361 Cranborne to Commonwealth Government
Cablegram 338  LONDON, 24 November 1944, 9.38 p.m.
Reference Commonwealth telegram No. 300, New Zealand No. 299. 
1. We think there has been some misapprehension on this question.
It was in no way our intention to express doubt on the desirability of the conclusion of an employment agreement on the lines agreed on at the meeting of officials in March, 1944.  Our telegram was directed to the practical question of how the conclusion of an employment agreement can best be secured having regard to the need for carrying the United States and other Governments with us. We are still of the opinion that quick progress is most likely if this question is treated as part of the Article VII discussions but that need not preclude a separate conference.

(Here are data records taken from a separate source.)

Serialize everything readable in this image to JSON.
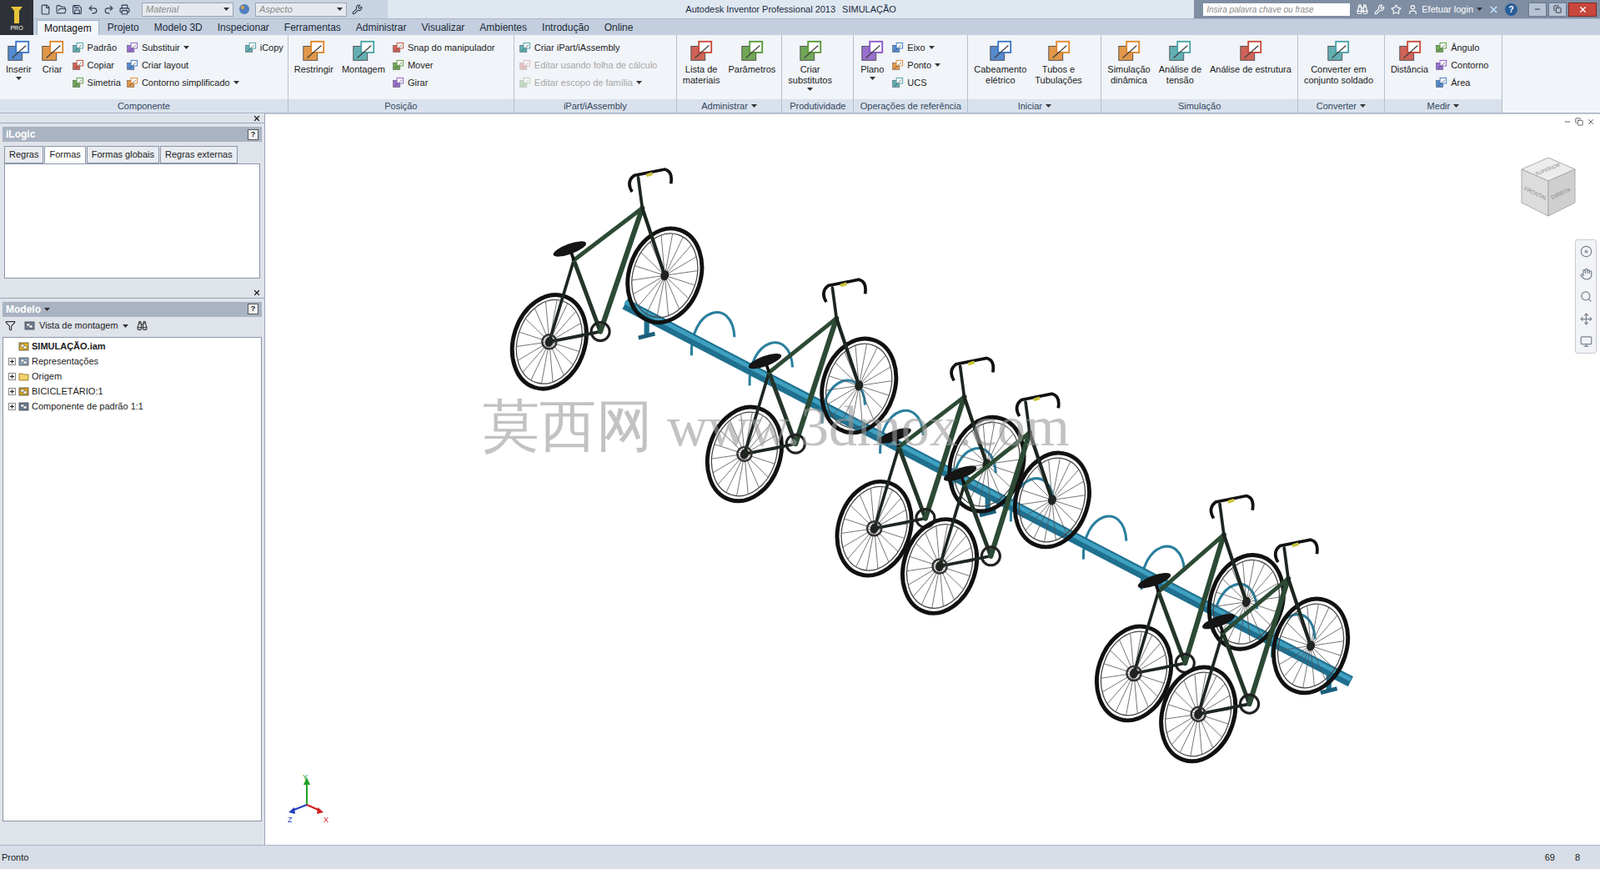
{
  "window": {
    "title": "Autodesk Inventor Professional 2013",
    "document": "SIMULAÇÃO",
    "app_badge": "PRO"
  },
  "quick_access": {
    "material": "Material",
    "appearance": "Aspecto"
  },
  "search": {
    "placeholder": "Insira palavra chave ou frase"
  },
  "account": {
    "label": "Efetuar login",
    "help": "?"
  },
  "ribbon_tabs": [
    {
      "label": "Montagem",
      "selected": true
    },
    {
      "label": "Projeto",
      "selected": false
    },
    {
      "label": "Modelo 3D",
      "selected": false
    },
    {
      "label": "Inspecionar",
      "selected": false
    },
    {
      "label": "Ferramentas",
      "selected": false
    },
    {
      "label": "Administrar",
      "selected": false
    },
    {
      "label": "Visualizar",
      "selected": false
    },
    {
      "label": "Ambientes",
      "selected": false
    },
    {
      "label": "Introdução",
      "selected": false
    },
    {
      "label": "Online",
      "selected": false
    }
  ],
  "ribbon_groups": [
    {
      "label": "Componente",
      "menu": false,
      "items": [
        {
          "kind": "large",
          "lines": [
            "Inserir"
          ],
          "disabled": false,
          "menu": true
        },
        {
          "kind": "large",
          "lines": [
            "Criar"
          ],
          "disabled": false,
          "menu": false
        },
        {
          "kind": "small",
          "label": "Padrão",
          "disabled": false,
          "menu": false
        },
        {
          "kind": "small",
          "label": "Copiar",
          "disabled": false,
          "menu": false
        },
        {
          "kind": "small",
          "label": "Simetria",
          "disabled": false,
          "menu": false
        },
        {
          "kind": "small",
          "label": "Substituir",
          "disabled": false,
          "menu": true
        },
        {
          "kind": "small",
          "label": "Criar layout",
          "disabled": false,
          "menu": false
        },
        {
          "kind": "small",
          "label": "Contorno simplificado",
          "disabled": false,
          "menu": true
        },
        {
          "kind": "small",
          "label": "iCopy",
          "disabled": false,
          "menu": false
        }
      ]
    },
    {
      "label": "Posição",
      "menu": false,
      "items": [
        {
          "kind": "large",
          "lines": [
            "Restringir"
          ],
          "disabled": false,
          "menu": false
        },
        {
          "kind": "large",
          "lines": [
            "Montagem"
          ],
          "disabled": false,
          "menu": false
        },
        {
          "kind": "small",
          "label": "Snap do manipulador",
          "disabled": false,
          "menu": false
        },
        {
          "kind": "small",
          "label": "Mover",
          "disabled": false,
          "menu": false
        },
        {
          "kind": "small",
          "label": "Girar",
          "disabled": false,
          "menu": false
        }
      ]
    },
    {
      "label": "iPart/iAssembly",
      "menu": false,
      "items": [
        {
          "kind": "small",
          "label": "Criar iPart/iAssembly",
          "disabled": false,
          "menu": false
        },
        {
          "kind": "small",
          "label": "Editar usando folha de cálculo",
          "disabled": true,
          "menu": false
        },
        {
          "kind": "small",
          "label": "Editar escopo de família",
          "disabled": true,
          "menu": true
        }
      ]
    },
    {
      "label": "Administrar",
      "menu": true,
      "items": [
        {
          "kind": "large",
          "lines": [
            "Lista de",
            "materiais"
          ],
          "disabled": false,
          "menu": false
        },
        {
          "kind": "large",
          "lines": [
            "Parâmetros"
          ],
          "disabled": false,
          "menu": false
        }
      ]
    },
    {
      "label": "Produtividade",
      "menu": false,
      "items": [
        {
          "kind": "large",
          "lines": [
            "Criar",
            "substitutos"
          ],
          "disabled": false,
          "menu": true
        }
      ]
    },
    {
      "label": "Operações de referência",
      "menu": false,
      "items": [
        {
          "kind": "large",
          "lines": [
            "Plano"
          ],
          "disabled": false,
          "menu": true
        },
        {
          "kind": "small",
          "label": "Eixo",
          "disabled": false,
          "menu": true
        },
        {
          "kind": "small",
          "label": "Ponto",
          "disabled": false,
          "menu": true
        },
        {
          "kind": "small",
          "label": "UCS",
          "disabled": false,
          "menu": false
        }
      ]
    },
    {
      "label": "Iniciar",
      "menu": true,
      "items": [
        {
          "kind": "large",
          "lines": [
            "Cabeamento",
            "elétrico"
          ],
          "disabled": false,
          "menu": false
        },
        {
          "kind": "large",
          "lines": [
            "Tubos e",
            "Tubulações"
          ],
          "disabled": false,
          "menu": false
        }
      ]
    },
    {
      "label": "Simulação",
      "menu": false,
      "items": [
        {
          "kind": "large",
          "lines": [
            "Simulação",
            "dinâmica"
          ],
          "disabled": false,
          "menu": false
        },
        {
          "kind": "large",
          "lines": [
            "Análise de",
            "tensão"
          ],
          "disabled": false,
          "menu": false
        },
        {
          "kind": "large",
          "lines": [
            "Análise de estrutura"
          ],
          "disabled": false,
          "menu": false
        }
      ]
    },
    {
      "label": "Converter",
      "menu": true,
      "items": [
        {
          "kind": "large",
          "lines": [
            "Converter em",
            "conjunto soldado"
          ],
          "disabled": false,
          "menu": false
        }
      ]
    },
    {
      "label": "Medir",
      "menu": true,
      "items": [
        {
          "kind": "large",
          "lines": [
            "Distância"
          ],
          "disabled": false,
          "menu": false
        },
        {
          "kind": "small",
          "label": "Ângulo",
          "disabled": false,
          "menu": false
        },
        {
          "kind": "small",
          "label": "Contorno",
          "disabled": false,
          "menu": false
        },
        {
          "kind": "small",
          "label": "Área",
          "disabled": false,
          "menu": false
        }
      ]
    }
  ],
  "ilogic": {
    "title": "iLogic",
    "help": "?",
    "tabs": [
      {
        "label": "Regras",
        "selected": false
      },
      {
        "label": "Formas",
        "selected": true
      },
      {
        "label": "Formas globais",
        "selected": false
      },
      {
        "label": "Regras externas",
        "selected": false
      }
    ]
  },
  "model": {
    "title": "Modelo",
    "menu": true,
    "help": "?",
    "view": "Vista de montagem",
    "tree": [
      {
        "label": "SIMULAÇÃO.iam",
        "level": 0,
        "expandable": false,
        "expanded": false,
        "bold": true
      },
      {
        "label": "Representações",
        "level": 0,
        "expandable": true,
        "expanded": false,
        "bold": false
      },
      {
        "label": "Origem",
        "level": 0,
        "expandable": true,
        "expanded": false,
        "bold": false
      },
      {
        "label": "BICICLETÁRIO:1",
        "level": 0,
        "expandable": true,
        "expanded": false,
        "bold": false
      },
      {
        "label": "Componente de padrão 1:1",
        "level": 0,
        "expandable": true,
        "expanded": false,
        "bold": false
      }
    ]
  },
  "viewport": {
    "watermark": "莫西网 www.3dmox.com",
    "viewcube": [
      "SUPERIOR",
      "FRONTAL",
      "DIREITA"
    ],
    "axes": [
      {
        "label": "Y",
        "color": "#22a022"
      },
      {
        "label": "Z",
        "color": "#1f3fbf"
      },
      {
        "label": "X",
        "color": "#d02020"
      }
    ]
  },
  "status_bar": {
    "text": "Pronto",
    "values": [
      "69",
      "8"
    ]
  }
}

2. Since the Australian and New Zealand Governments, who have taken a leading part in this matter, attach the highest importance to the idea of a conference on this question being called as soon as possible, we will gladly give them our full support. It will evidently be necessary in view of the international Labour Organisation resolution  passed at Philadelphia to associate the governing body of the International Labour Organisation with the proposed, conference, the governing body at their meeting in London in January will, in any case, be considering the action to be taken on the various resolutions adopted at the Philadelphia conference and this matter will certainly come up then.

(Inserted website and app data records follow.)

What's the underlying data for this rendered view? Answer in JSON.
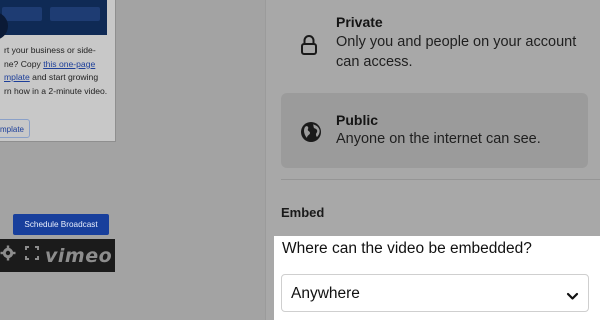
{
  "left_panel": {
    "card": {
      "description_before_link": "rt your business or side-ne? Copy ",
      "link_text": "this one-page mplate",
      "description_after_link": " and start growing rn how in a 2-minute video.",
      "button_label": "mplate"
    },
    "schedule_button_label": "Schedule Broadcast",
    "player": {
      "settings_icon": "gear-icon",
      "fullscreen_icon": "fullscreen-icon",
      "brand_logo_text": "vimeo"
    }
  },
  "privacy": {
    "options": [
      {
        "title": "Private",
        "description": "Only you and people on your account can access.",
        "icon": "lock-icon",
        "selected": false
      },
      {
        "title": "Public",
        "description": "Anyone on the internet can see.",
        "icon": "globe-icon",
        "selected": true
      }
    ]
  },
  "embed": {
    "heading": "Embed",
    "question": "Where can the video be embedded?",
    "select": {
      "value": "Anywhere",
      "icon": "chevron-down-icon"
    }
  },
  "colors": {
    "overlay_gray": "#a8a8a8",
    "selected_option_bg": "#9b9b9b",
    "highlight_panel": "#ffffff",
    "button_blue": "#183f9c",
    "player_bar": "#1b1b1b"
  }
}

3. Would the Australian and New Zealand Governments desire us, in the first instance, to sound the United States Government unofficially? If so, we are ready to take an early opportunity to do this. We suggest that, before any document is sent to the Americans, there should be a further exchange of views between us as to the possible scope, objective and agenda of any such conference. We are looking forward to receiving the draft document to which you refer and hope shortly to send you some suggestions which have occurred to us on our side.

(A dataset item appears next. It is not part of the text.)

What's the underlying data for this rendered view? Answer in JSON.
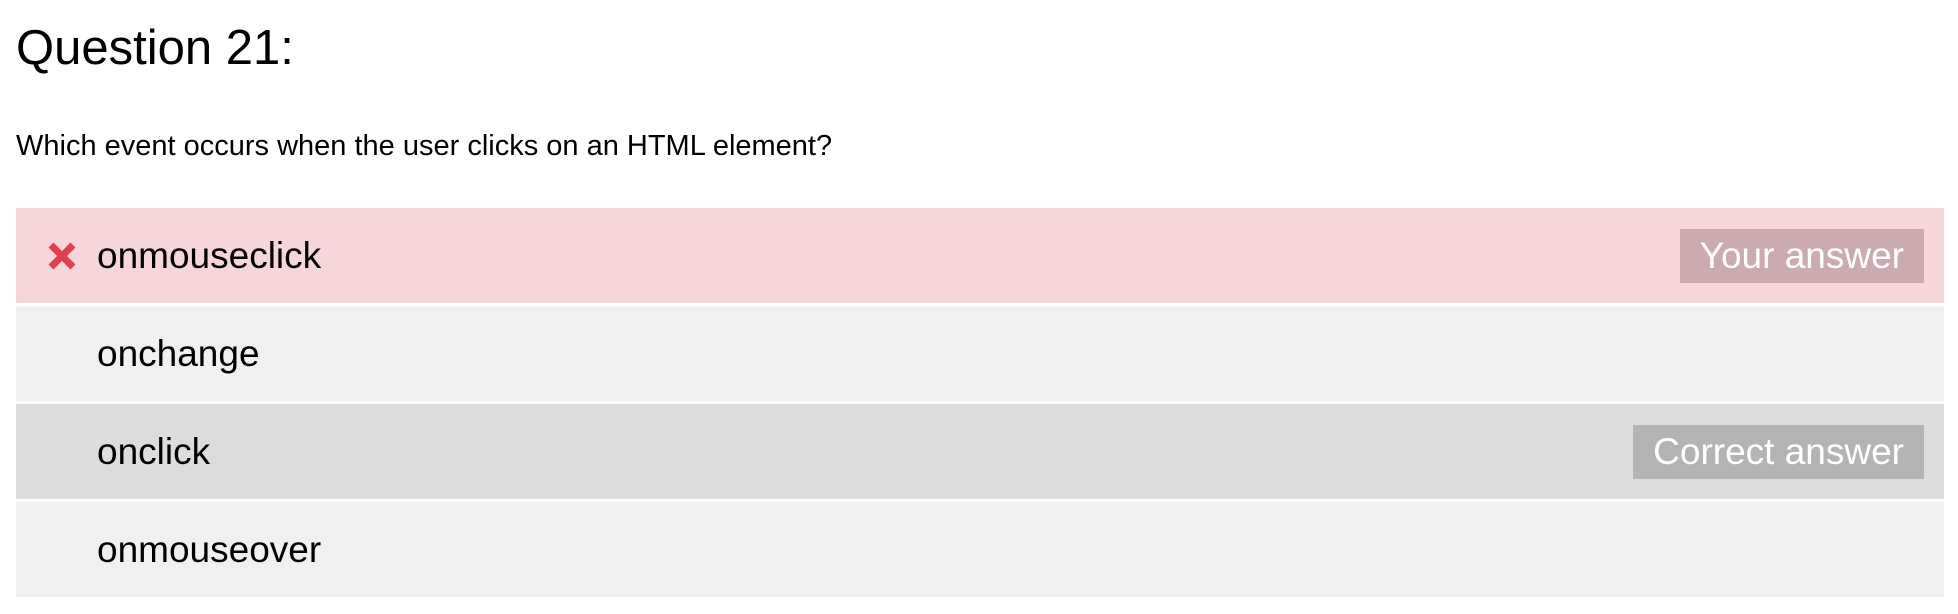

4. There remains, of course, the question of consultation with other Commonwealth and Empire Governments. While the subject was carried to a certain stage in the talks between Commonwealth officials in London in March last, it would, in our view be desirable if possible that a further similar meeting on the official level should take place before the International conference is arranged in order to clarify more precisely the scope and objectives of the conference. This need not, of course, delay the preliminary soundings of the United States Government suggested in paragraph 3 above. We should be glad to have your views as to this. In the meantime, we are deferring communicating with Canada and South Africa.